Each line of the entries below that holds "price" is needed, copied in full.

***** Provided entries

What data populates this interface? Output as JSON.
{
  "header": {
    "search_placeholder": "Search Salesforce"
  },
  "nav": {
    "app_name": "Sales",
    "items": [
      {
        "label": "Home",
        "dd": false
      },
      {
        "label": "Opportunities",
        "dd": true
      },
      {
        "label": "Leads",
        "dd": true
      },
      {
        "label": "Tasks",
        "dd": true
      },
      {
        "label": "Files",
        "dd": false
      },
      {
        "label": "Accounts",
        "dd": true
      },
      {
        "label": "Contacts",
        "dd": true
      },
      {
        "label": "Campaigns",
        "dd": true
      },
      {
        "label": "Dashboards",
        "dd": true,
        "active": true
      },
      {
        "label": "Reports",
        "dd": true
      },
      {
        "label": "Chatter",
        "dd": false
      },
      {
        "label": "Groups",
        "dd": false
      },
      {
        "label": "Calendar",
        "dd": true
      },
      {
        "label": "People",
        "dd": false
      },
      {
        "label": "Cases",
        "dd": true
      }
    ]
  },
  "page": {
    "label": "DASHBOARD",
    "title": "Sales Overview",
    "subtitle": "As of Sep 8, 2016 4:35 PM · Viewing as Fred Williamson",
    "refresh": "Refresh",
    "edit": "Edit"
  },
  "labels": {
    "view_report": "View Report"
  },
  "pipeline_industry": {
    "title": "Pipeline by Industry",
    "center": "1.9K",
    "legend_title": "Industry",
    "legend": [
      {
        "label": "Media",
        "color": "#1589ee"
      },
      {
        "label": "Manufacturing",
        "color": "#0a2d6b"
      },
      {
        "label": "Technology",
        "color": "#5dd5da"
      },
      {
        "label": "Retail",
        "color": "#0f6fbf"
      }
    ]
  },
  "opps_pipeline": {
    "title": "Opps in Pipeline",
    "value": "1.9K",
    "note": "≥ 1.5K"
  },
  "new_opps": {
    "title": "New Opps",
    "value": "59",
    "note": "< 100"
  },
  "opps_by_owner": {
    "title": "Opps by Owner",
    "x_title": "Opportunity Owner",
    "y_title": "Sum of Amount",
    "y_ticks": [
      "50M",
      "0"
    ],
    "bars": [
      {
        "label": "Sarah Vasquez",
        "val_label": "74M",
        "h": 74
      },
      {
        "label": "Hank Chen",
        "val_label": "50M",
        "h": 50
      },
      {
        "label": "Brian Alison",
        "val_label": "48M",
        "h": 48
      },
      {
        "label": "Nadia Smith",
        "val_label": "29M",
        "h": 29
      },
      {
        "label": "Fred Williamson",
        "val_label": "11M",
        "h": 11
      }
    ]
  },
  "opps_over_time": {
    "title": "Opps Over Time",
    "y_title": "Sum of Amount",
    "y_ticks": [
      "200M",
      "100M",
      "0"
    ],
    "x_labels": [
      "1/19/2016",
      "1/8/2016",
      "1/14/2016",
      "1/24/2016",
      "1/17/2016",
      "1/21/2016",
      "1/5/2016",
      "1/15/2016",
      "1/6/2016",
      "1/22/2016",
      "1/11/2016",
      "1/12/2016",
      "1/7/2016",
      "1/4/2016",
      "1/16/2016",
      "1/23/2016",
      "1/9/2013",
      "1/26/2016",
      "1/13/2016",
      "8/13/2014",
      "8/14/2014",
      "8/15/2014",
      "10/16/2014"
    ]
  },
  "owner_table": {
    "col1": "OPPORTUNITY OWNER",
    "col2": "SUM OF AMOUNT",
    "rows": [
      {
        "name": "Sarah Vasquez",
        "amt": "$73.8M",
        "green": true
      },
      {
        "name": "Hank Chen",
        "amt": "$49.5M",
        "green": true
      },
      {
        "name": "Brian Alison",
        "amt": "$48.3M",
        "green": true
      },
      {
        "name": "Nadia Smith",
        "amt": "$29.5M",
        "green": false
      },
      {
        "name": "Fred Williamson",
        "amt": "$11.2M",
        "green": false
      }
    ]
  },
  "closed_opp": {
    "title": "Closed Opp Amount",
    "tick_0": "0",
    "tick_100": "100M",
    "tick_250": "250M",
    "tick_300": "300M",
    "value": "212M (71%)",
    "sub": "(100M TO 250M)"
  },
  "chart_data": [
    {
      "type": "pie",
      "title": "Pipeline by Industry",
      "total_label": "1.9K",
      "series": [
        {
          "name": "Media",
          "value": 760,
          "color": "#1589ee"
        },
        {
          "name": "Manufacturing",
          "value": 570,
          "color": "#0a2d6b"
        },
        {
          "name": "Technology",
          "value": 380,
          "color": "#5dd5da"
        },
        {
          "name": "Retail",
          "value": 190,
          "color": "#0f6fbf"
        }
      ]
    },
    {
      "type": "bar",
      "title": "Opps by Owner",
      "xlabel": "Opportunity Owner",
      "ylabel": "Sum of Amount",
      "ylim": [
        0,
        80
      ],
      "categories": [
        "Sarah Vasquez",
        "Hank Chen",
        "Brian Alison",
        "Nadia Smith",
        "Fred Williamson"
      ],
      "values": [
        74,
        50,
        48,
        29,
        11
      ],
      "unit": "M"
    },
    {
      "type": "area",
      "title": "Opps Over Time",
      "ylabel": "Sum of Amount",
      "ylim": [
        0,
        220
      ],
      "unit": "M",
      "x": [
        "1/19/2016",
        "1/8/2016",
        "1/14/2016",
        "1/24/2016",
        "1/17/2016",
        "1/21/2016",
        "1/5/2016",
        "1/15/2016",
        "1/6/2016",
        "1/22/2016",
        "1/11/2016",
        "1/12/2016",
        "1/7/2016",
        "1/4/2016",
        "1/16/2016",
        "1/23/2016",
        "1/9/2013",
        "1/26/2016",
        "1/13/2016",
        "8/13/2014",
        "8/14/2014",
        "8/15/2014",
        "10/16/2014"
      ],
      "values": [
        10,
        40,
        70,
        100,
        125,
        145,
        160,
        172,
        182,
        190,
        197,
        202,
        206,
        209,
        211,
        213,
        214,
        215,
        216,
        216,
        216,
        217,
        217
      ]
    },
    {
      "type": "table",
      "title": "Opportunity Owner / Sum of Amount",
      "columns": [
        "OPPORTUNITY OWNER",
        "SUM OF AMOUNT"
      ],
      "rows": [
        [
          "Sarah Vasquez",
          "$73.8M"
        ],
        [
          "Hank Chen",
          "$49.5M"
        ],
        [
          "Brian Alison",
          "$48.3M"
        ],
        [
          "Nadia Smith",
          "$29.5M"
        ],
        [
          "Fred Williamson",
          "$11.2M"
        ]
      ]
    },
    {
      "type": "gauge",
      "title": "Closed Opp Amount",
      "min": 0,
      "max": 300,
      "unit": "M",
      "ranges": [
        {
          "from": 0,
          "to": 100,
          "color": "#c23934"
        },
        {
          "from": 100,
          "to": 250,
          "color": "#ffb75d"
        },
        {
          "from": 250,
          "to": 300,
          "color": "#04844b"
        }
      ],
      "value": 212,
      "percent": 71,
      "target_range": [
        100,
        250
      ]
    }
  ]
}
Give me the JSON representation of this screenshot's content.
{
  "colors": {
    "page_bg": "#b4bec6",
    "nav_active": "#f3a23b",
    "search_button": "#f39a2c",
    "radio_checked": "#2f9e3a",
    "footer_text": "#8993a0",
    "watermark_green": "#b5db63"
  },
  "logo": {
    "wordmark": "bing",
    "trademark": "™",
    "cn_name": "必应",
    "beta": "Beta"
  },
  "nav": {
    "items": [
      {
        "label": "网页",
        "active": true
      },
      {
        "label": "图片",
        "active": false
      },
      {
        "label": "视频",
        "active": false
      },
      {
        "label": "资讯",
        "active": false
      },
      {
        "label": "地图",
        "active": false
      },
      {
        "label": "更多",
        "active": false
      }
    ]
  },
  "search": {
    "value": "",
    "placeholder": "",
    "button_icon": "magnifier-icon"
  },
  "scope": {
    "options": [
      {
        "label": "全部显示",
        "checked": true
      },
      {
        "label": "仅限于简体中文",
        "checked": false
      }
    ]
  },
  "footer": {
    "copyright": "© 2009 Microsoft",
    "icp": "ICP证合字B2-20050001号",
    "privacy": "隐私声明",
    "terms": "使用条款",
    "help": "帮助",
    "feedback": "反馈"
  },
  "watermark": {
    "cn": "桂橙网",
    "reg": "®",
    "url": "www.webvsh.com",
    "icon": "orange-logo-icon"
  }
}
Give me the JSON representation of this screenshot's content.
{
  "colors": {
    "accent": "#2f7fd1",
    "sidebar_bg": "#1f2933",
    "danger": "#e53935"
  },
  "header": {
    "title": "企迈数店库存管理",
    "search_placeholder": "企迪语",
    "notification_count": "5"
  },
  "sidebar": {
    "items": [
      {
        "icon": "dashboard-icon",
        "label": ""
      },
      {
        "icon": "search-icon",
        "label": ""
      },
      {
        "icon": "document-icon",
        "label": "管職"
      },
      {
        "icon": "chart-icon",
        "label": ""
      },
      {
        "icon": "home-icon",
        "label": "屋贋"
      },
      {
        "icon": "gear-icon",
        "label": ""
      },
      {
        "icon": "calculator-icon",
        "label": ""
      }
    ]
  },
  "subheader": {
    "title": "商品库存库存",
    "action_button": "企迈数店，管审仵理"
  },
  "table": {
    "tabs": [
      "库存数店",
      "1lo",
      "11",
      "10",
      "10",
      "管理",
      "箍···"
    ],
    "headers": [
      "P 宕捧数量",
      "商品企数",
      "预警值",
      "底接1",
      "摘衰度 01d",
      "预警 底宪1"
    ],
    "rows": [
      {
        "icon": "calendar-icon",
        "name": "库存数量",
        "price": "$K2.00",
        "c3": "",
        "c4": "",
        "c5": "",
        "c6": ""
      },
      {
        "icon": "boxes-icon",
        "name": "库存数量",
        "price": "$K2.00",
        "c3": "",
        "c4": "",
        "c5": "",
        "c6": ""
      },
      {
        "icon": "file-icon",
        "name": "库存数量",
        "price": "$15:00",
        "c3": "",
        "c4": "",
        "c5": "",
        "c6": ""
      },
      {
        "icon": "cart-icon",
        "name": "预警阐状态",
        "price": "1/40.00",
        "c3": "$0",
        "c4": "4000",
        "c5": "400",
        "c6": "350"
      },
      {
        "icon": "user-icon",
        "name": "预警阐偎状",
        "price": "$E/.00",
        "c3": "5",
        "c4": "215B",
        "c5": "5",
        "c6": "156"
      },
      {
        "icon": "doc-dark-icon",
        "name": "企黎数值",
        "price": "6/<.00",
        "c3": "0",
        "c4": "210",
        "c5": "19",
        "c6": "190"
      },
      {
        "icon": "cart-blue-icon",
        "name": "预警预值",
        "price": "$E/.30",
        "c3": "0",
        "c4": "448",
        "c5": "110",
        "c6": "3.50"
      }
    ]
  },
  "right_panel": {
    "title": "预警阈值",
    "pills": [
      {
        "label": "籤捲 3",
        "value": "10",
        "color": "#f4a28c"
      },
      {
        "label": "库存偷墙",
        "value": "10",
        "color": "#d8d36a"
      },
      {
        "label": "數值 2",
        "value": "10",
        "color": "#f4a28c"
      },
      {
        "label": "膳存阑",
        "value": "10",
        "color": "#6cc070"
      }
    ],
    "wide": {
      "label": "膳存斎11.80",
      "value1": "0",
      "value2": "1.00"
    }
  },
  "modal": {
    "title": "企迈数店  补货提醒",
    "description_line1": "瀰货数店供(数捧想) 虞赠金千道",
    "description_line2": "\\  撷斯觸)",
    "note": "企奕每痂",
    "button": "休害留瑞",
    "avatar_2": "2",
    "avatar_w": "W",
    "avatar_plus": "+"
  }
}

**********

(Expected output)
        "price": "$K2.00",
        "price": "$K2.00",
        "price": "$15:00",
        "price": "1/40.00",
        "price": "$E/.00",
        "price": "6/<.00",
        "price": "$E/.30",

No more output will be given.